But unfortunately, long after the Reformation, we still need reformation. Just like Job who could only understand God in his human box, we need to know our limits and realize that the only way to understand God is to build a personal and intimate relationship with God. We cannot even begin to understand the majesty of God. All we can do is to empty ourselves and let God open our eyes. Just like James and John who were a part of Jesus’ most intimate circle but sought the wrong things, just because we call ourselves the followers of Jesus, that doesn’t mean we know what we are doing. Although he was physically blind and destitute, Bartimeaus surely knew what to ask for and how to be a disciple. Being a disciple involves participating in a life of humble service, being faithful even through persecutions, and following Jesus to his cross, and not only seeking glory. Jesus said, “Deny yourself, pick up your cross, and follow me”. When our spiritual eyes are opened, we are able to know our priorities as disciples and to live as Jesus taught us.
What we need, God already knows it. What we want and desire, we can ask God. But if God asks us, “What do you want me to do for you”, what shall we ask for? Food, roof over our head, health, well-being of our loved ones; these are basic and necessary things to ask for. Besides these if we want something for ourselves, it is okay to ask. I want a big reading room full of books and comfy chairs, but as a disciple, I know that I can very well live without them.

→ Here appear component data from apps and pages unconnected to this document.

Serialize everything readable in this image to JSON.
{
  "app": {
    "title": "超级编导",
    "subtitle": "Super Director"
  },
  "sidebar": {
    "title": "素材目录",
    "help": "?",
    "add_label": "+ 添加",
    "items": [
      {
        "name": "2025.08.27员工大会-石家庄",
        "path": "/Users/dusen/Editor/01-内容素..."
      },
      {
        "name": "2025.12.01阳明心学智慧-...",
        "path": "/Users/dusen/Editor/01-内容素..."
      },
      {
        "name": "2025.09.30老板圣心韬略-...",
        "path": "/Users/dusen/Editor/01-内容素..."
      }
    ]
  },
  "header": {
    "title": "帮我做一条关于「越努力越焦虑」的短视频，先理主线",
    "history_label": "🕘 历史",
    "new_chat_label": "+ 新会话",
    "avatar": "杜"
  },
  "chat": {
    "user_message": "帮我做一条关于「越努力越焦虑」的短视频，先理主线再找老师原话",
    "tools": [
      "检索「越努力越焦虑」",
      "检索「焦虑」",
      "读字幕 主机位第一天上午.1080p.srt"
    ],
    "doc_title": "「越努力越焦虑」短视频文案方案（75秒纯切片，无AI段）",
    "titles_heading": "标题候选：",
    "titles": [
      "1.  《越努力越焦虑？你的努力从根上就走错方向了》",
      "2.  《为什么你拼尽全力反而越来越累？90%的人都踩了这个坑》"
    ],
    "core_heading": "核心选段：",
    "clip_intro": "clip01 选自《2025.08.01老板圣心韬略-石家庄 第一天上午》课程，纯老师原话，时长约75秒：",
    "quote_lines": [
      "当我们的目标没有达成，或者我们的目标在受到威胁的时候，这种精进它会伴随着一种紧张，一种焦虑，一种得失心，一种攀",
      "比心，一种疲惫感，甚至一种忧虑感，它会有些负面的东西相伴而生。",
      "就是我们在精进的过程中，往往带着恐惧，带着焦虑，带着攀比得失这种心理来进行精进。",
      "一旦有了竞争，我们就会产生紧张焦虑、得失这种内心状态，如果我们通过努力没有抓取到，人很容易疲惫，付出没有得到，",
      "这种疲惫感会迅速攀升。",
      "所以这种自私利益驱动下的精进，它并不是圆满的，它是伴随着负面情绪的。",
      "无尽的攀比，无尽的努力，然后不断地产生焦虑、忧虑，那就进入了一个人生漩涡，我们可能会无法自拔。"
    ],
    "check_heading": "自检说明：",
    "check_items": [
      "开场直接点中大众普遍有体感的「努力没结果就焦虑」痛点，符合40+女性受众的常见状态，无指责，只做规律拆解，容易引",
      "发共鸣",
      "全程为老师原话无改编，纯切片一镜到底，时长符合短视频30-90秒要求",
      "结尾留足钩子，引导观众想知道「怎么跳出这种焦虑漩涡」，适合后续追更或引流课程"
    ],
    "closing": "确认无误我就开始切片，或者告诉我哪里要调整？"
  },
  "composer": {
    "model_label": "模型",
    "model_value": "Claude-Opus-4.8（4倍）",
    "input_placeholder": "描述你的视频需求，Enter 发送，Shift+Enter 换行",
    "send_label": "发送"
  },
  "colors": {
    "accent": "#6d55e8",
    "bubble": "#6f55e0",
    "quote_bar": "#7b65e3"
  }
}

We need to ask ourselves, what shall we seek? I pray that we will be able to ask for a spiritual sight, and the courage to live by the gospel messages. I pray that we will gain spiritual sight and be able to ask for God’s kingdom and not for our personal pleasure or glory. As we remember our Christian forefathers and mothers who participated in the Reformation movement, let us pray for God to guide our hearts, thoughts, and desires, and make us disciples with a spiritual sight; because this Christian Church always needs reformation and transformation to resemble Jesus and do God’s work. Amen.
Rev. Sunny Kim